Consider cultural fit during mergers and acquisitions

August 30, 2016|Amy Biersteker

When it’s time for a substantial change to your company, such as a merger or acquisition, there are countless factors that must be scrutinized. The trap many organizations fall into is concentrating on the financial aspects of the deal while ignoring the softer people considerations. For a smooth cultural transition, the two should work in concert.

Take steps to properly align the two distinct cultures up front and then be proactive and transparent. By communicating appropriately, you can help ensure both company owners and employees are comfortable with the impending changes.

The longest journey starts with a single step

Get a clear understanding of the other company’s beliefs and values and how they live by them. After the transition, will those values remain the same or will they change? The more these are aligned, the better your chances that the cultures can assimilate seamlessly.

To properly gauge these characteristics, use a formalized process to evaluate and determine where there may be cultural differences—and similarities—between your companies. An HR assessment or culture audit is helpful in strategically addressing areas of concern. The assessment process looks at key factors, including:

  • Employee benefit plans (including welfare plans)
  • Your commitments to retirees
  • Non-compete agreements
  • Employee relations
  • Organization chart and structure
  • Unemployment compensation
  • Compliance issues and other areas.

Understanding where there are differences allows you to address any changes that must be made up front so they don’t delay or derail your transaction down the line.

Structuring your future vision

Once you’re armed with assessment data, the real work begins. If your practices are significantly different, aim to make them more like the better of the two. Use this information to help determine how the future entity will look in terms of operations, reporting structure and more:

  • What’s the structure of the existing entities and how will they come together or complement one another?
  • Will there be duplication of roles?
  • What will the new job demands be?
  • How will you handle compensation and benefits?

Set realistic expectations for what the future may look like. A merger may also lead to positive change. There may be more opportunities for employees’ professional development, career growth and perhaps even a raise.

Communicate, communicate… and then communicate some more

Communication is essential at every stage of the acquisition. Realize that this can feel like a threatening time for employees, full of many unknowns. When communication is lacking, rumors often fill the void, which can fuel fear and negative emotion. Communicate frequently and use a number of channels, from emails and meetings to printed pieces and video. Employees will feel more respected as a result.

Make every attempt to inform all employees at the same time so that the word doesn’t travel through the grapevine and get misconstrued.

  • Share timelines
  • Provide as much as you can in the way of the organizations goals, mission and management style
  • Discuss work schedules, training and performance evaluations
  • If downsizing is a potential reality, demonstrate compassion and don’t prolong that process

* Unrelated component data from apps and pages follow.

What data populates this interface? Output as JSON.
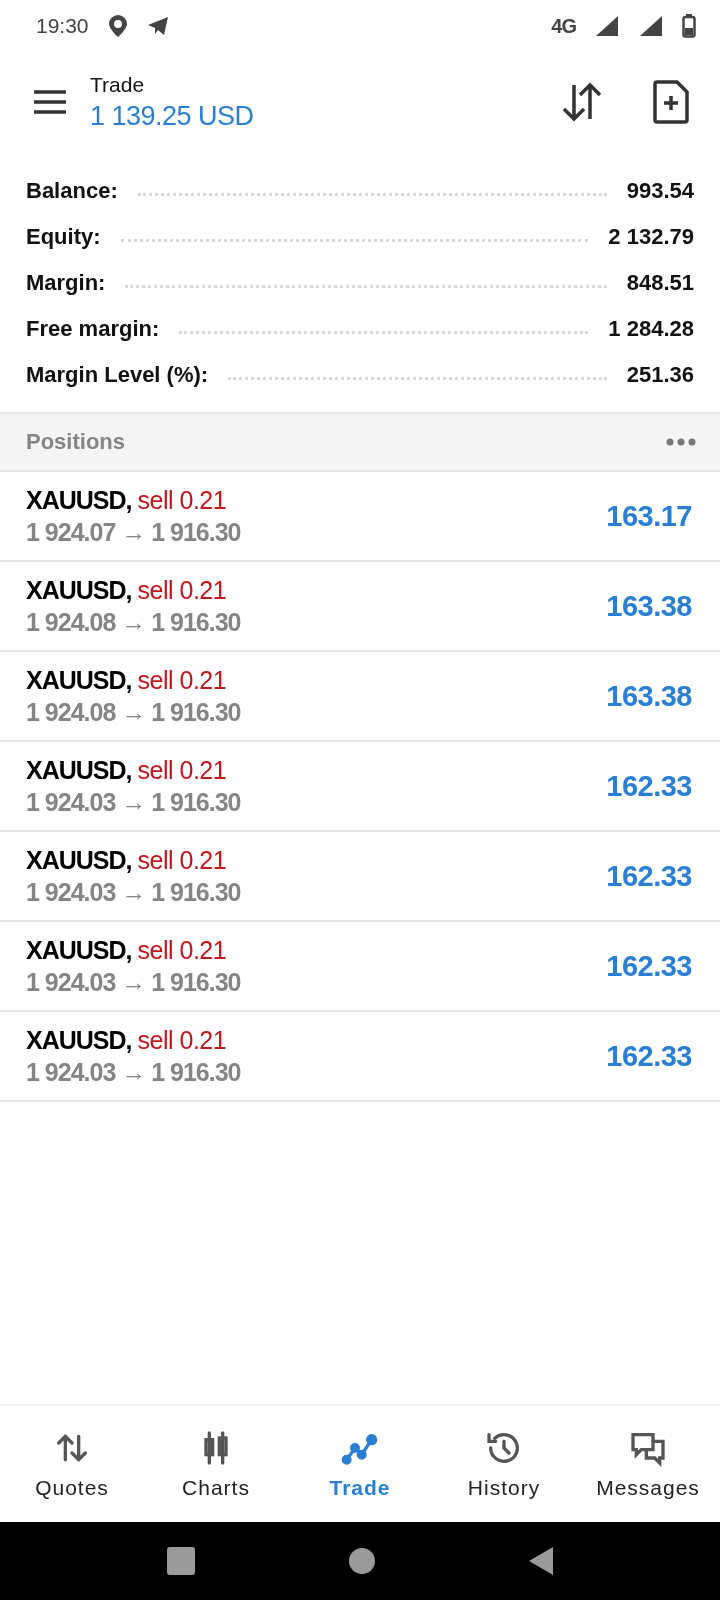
{
  "status_bar": {
    "time": "19:30",
    "network": "4G"
  },
  "header": {
    "title": "Trade",
    "subtitle": "1 139.25 USD"
  },
  "summary": [
    {
      "label": "Balance:",
      "value": "993.54"
    },
    {
      "label": "Equity:",
      "value": "2 132.79"
    },
    {
      "label": "Margin:",
      "value": "848.51"
    },
    {
      "label": "Free margin:",
      "value": "1 284.28"
    },
    {
      "label": "Margin Level (%):",
      "value": "251.36"
    }
  ],
  "positions": {
    "title": "Positions",
    "rows": [
      {
        "symbol": "XAUUSD,",
        "order": "sell 0.21",
        "prices": "1 924.07 → 1 916.30",
        "profit": "163.17"
      },
      {
        "symbol": "XAUUSD,",
        "order": "sell 0.21",
        "prices": "1 924.08 → 1 916.30",
        "profit": "163.38"
      },
      {
        "symbol": "XAUUSD,",
        "order": "sell 0.21",
        "prices": "1 924.08 → 1 916.30",
        "profit": "163.38"
      },
      {
        "symbol": "XAUUSD,",
        "order": "sell 0.21",
        "prices": "1 924.03 → 1 916.30",
        "profit": "162.33"
      },
      {
        "symbol": "XAUUSD,",
        "order": "sell 0.21",
        "prices": "1 924.03 → 1 916.30",
        "profit": "162.33"
      },
      {
        "symbol": "XAUUSD,",
        "order": "sell 0.21",
        "prices": "1 924.03 → 1 916.30",
        "profit": "162.33"
      },
      {
        "symbol": "XAUUSD,",
        "order": "sell 0.21",
        "prices": "1 924.03 → 1 916.30",
        "profit": "162.33"
      }
    ]
  },
  "bottom_nav": [
    {
      "label": "Quotes",
      "kind": "quotes",
      "selected": false
    },
    {
      "label": "Charts",
      "kind": "charts",
      "selected": false
    },
    {
      "label": "Trade",
      "kind": "trade",
      "selected": true
    },
    {
      "label": "History",
      "kind": "history",
      "selected": false
    },
    {
      "label": "Messages",
      "kind": "messages",
      "selected": false
    }
  ]
}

Show transparency by acknowledging that you may not have all of the answers right away. Let employees know you will share updates with them as soon as you can (rather than guessing and providing information that later proves to be incorrect).

Create a formal communication process and identify a contact person with whom employees can connect, ask questions or express concern. Most important, provide positive feedback or reassurance during what will certainly be a trying time for many.

It doesn’t stop once the papers are signed

After the acquisition, there can be a noticeable divide between the two camps. Organizational differences can lead to competition. Your goal is to establish a common culture and foster feelings of “one group.”

To create a cohesive team, consider mixing old employees with the new when developing the organizational structure. Define clear lines of authority so employees have direct access to leadership. Those placed in new leadership positions truly serve as representation of the new culture and must be able to model and demonstrate appropriate behavior.

Considering the cultural aspects of this transition early in the process can only help ensure success in your transition. Manage the people issues appropriately and effectively to positively contribute to the productivity and growth of the new entity.

Schenck’s HR Consulting team has the expertise to guide you through this process. Contact Amy Biersteker at 920-996-1350 or amy.biersteker@schencksc.com to learn more.


Amy Biersteker, MSE, has more than 20 years of experience working with organizations to develop leaders and their teams. She provides strategic business advice to clients on a variety of issues, including recruitment, organizational development, process improvement and leadership development.